#### Exercise data
== == ==

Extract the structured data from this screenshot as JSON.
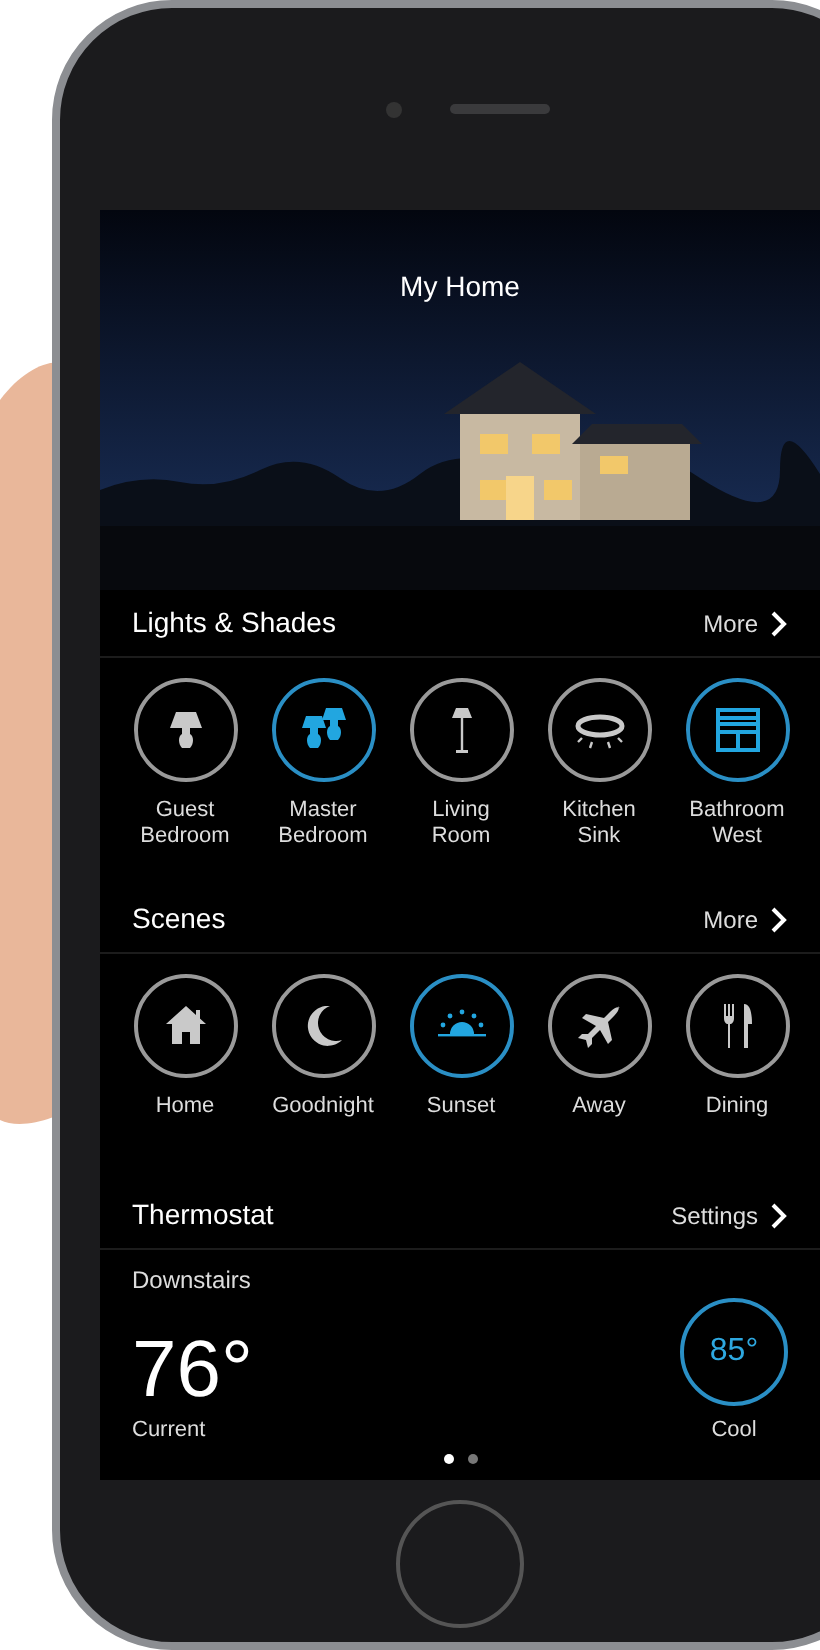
{
  "title": "My Home",
  "sections": [
    {
      "title": "Lights & Shades",
      "action": "More",
      "items": [
        {
          "label": "Guest\nBedroom",
          "selected": false
        },
        {
          "label": "Master\nBedroom",
          "selected": true
        },
        {
          "label": "Living\nRoom",
          "selected": false
        },
        {
          "label": "Kitchen\nSink",
          "selected": false
        },
        {
          "label": "Bathroom\nWest",
          "selected": true
        }
      ]
    },
    {
      "title": "Scenes",
      "action": "More",
      "items": [
        {
          "label": "Home",
          "selected": false
        },
        {
          "label": "Goodnight",
          "selected": false
        },
        {
          "label": "Sunset",
          "selected": true
        },
        {
          "label": "Away",
          "selected": false
        },
        {
          "label": "Dining",
          "selected": false
        }
      ]
    }
  ],
  "thermostat": {
    "title": "Thermostat",
    "action": "Settings",
    "zone": "Downstairs",
    "current": "76°",
    "current_label": "Current",
    "setpoint": "85°",
    "mode": "Cool"
  },
  "pages": [
    {
      "selected": true
    },
    {
      "selected": false
    }
  ]
}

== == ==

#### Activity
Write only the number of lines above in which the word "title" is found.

#### Task solution
4